About three minutes into the second quarter, Behrens rushed another touchdown from the two yard line — the extra point blocked — putting the Knights up again 13-10.

Monticello responded with a quick series of plays, scoring a touchdown and moving the score to 13-17 in the Panthers’ favor.

The Knights defense successfully prevented a Panthers’ touchdown with a sack — an attempt made possible due to another Union turnover — but a Panthers’ field goal put the score at 13-20 with less than three minutes left in the first half.

Photo by Ruby F. Bodeker

Union wide receiver Michael Niebergall then fielded the Panthers kickoff and ran practically the entirety of the field for a touchdown — inching the score up to 19-20.

But with a mere 34 seconds left in the half, Monticello again answered back with a quick touchdown and extra point. The score 19-27 at the half.

The ability of the Knights offense to keep moving, to keep churning plays despite consistently being answered back so quickly by the Monticello offense did not go unnoticed by Coach Pospisil.

“Our team did a great job keeping its composure, which gave us a shot to win at the end of the game. I thought our offensive line did a great job protecting [Behrens] and opening up holes in the red zone. Overall, I thought our red zone offense was awesome!”

Behrens passed for 206 yards Friday night, making 17 of his 32 passing attempts and connecting with four receivers including Niebergall nine times for 117 yards, Eikamp four times for 40 yards and one touchdown, Rosauer three times for 39 yards, and tight end Gibson Purdy once for a 10 yard reception.

Photo by Ruby F. Bodeker

Behrens kept the ball 20 times Friday night — rushing in three touchdowns against the Panthers.

The Knights defense put up some solid numbers against the quick Monticello offense, recording 65 tackles across 16 players. Union defensive leaders included Dakota Marvets with 13.5 tackles (eight solo) and Gibson Purdy with 8.5 tackles (five solo).

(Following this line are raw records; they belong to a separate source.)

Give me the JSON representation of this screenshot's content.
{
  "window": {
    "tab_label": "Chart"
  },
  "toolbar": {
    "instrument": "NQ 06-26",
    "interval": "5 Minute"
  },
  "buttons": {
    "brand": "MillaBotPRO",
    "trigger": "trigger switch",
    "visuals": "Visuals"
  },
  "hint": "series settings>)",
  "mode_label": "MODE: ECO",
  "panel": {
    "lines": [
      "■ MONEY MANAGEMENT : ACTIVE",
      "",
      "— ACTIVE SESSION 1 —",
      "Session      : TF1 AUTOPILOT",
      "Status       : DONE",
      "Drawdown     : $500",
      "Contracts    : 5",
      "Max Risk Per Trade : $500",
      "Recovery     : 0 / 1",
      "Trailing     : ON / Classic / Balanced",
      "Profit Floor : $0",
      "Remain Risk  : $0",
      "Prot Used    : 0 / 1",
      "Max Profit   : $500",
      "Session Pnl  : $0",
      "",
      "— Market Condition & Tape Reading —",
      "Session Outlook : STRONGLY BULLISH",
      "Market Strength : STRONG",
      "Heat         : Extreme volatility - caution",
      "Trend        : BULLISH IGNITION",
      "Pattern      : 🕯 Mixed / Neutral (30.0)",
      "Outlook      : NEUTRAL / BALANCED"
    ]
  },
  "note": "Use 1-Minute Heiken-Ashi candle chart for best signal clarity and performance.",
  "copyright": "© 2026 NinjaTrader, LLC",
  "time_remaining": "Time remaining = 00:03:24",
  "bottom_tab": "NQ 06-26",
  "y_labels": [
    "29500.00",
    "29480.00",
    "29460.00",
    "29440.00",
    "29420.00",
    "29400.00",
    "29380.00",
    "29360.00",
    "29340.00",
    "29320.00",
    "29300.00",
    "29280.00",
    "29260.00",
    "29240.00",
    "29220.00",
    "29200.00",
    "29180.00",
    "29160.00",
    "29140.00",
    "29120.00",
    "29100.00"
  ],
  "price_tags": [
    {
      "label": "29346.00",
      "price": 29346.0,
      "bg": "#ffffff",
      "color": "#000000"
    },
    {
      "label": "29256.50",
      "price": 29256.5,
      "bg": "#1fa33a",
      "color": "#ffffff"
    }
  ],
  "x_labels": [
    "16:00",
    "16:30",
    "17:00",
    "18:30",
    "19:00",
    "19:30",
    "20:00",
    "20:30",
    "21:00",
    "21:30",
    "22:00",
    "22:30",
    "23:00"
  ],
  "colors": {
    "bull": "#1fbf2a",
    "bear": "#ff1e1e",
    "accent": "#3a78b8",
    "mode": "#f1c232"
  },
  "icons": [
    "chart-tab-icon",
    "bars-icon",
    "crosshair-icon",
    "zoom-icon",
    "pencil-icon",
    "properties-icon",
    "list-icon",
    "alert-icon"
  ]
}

The second half of the game was much like the first — no let up from either team, but the Monticello Panthers quick offensive game proved just a bit too much for the Knights to overcome. The Panthers were up at the start of the fourth quarter.

Despite the loss, the Knights owned the end of the game with the touchdown pass from Behrens to Eikamp — two senior players closing out their high school football career with a firm statement.

“Monticello is a great team with some awesome weapons,” Coach Pospisil said, “but our guys did not back down. … [Behrens] — and a lot of our other players — just don’t get rattled. When things get tough, these guys line up and keep doing their jobs.”

Photo by Ruby F. Bodeker

This was the final game for about ten Union players including Niebergall, Behrens, Eikamp, Purdy, and Marvets. Coach Pospisil knows he’s losing some valuable skills after this season.

“Obviously, we are going to miss this senior class, not only for their performance on the field but also for their leadership. However, I think the seniors acted as great role models, and there are underclassmen who are eager to take up leadership positions.”

“We had quite a few young guys get playing time in key areas this year. We will build off that experience next year.”

The future of Union football looks good in 2022-2023.

Photo by Ruby F. Bodeker

Photo by Ruby F. Bodeker

Photo by Ruby F. Bodeker

Photo by Ruby F. Bodeker

Photo by Ruby F. Bodeker